14.3 million Gen Z users. The subcultures in this category are streetwear gamers and gamer girls – think a mishmash of MTV, esports, fashion and music cultures, whereas the gamer girls are fueled by inclusion and lifestyle. The groups have a median age between 20 and 21. “The brand could build community and fandom by launching a female-focused esports team with anime-inspired apparel and co-branded content channels on YouTube or TikTok that mirror the visually stimulating social media experiences this audience seeks,” said Matt Higgins, vp of strategy at Blue Hour Studios.
Entertainment: Within this sector, the study calls these communities horror healers and poetic connectors that add up to a potential audience of 25.5 million – the largest of all five. The so-called horror healers are influenced by dystopian ideas and true crime as a form of “therapeutic escape,” the study noted. Poetic connectors are into content on healing, personal struggles and collaboration.
Education: Scientific “edutainers” and adult-ing hackers have a potential audience of 24.4 million, according to the study. The adult-ing hackers group likes DIY and other self-learning beyond traditional schooling, favoring tech tools, life hacks and practical advice. Scientific edutainers take lab experiments out of the classroom and onto social media, connecting with people on how things work and making that entertaining.
Fashion: There are three subcultures in this sector totaling an estimated audience of 16.1 million: maximalists, real-time fashionistas and up-thrifters. These Gen Z communities like self-expression, bold trends, viral stylists on TikTok, sustainability and DIY fashion.

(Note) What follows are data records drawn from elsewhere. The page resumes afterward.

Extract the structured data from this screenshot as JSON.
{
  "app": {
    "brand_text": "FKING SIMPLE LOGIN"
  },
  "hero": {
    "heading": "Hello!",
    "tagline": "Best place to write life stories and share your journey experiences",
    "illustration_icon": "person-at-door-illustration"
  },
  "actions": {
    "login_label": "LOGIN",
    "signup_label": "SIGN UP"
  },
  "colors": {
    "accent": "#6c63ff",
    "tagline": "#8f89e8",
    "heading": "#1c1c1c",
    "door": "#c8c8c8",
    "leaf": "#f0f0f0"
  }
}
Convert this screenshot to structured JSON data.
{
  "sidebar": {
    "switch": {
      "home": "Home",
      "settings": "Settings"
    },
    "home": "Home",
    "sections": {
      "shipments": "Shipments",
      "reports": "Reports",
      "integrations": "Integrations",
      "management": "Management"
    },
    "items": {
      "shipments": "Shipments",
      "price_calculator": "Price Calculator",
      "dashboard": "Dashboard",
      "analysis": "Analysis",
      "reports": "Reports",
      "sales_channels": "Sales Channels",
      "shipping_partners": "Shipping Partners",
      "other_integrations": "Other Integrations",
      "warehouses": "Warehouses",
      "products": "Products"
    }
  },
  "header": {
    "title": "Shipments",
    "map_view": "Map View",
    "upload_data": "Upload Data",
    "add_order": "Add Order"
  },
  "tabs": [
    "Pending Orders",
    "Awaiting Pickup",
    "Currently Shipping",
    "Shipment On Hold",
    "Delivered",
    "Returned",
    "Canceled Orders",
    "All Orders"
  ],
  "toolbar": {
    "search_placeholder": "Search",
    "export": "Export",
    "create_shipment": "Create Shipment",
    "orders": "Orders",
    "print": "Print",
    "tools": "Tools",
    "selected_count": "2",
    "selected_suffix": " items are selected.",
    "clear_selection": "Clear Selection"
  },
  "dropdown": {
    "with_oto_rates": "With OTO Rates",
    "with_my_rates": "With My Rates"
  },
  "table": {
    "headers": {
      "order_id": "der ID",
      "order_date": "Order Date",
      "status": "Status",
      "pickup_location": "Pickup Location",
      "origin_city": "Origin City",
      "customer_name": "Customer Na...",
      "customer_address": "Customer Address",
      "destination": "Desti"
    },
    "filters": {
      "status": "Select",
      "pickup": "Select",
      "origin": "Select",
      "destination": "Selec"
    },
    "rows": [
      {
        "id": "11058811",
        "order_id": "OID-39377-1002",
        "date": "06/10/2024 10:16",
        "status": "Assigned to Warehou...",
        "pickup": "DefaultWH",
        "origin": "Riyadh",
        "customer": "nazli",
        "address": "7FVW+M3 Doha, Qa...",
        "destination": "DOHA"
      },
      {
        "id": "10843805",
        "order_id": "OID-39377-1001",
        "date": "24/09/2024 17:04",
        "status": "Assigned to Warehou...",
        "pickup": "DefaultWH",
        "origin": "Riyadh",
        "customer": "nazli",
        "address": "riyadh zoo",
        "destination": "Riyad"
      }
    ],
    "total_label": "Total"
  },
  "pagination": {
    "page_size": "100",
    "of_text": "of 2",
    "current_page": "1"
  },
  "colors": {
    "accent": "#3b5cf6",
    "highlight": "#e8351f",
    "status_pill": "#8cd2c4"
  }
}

Beauty: Three subcultures make up this 11.5 million audience – cursed cosplayers, beauty ASMR-tists and cover boys. They like trends including fantasy and makeup art, funky dressup, sensory experiences and men’s grooming focused on redefining masculinity.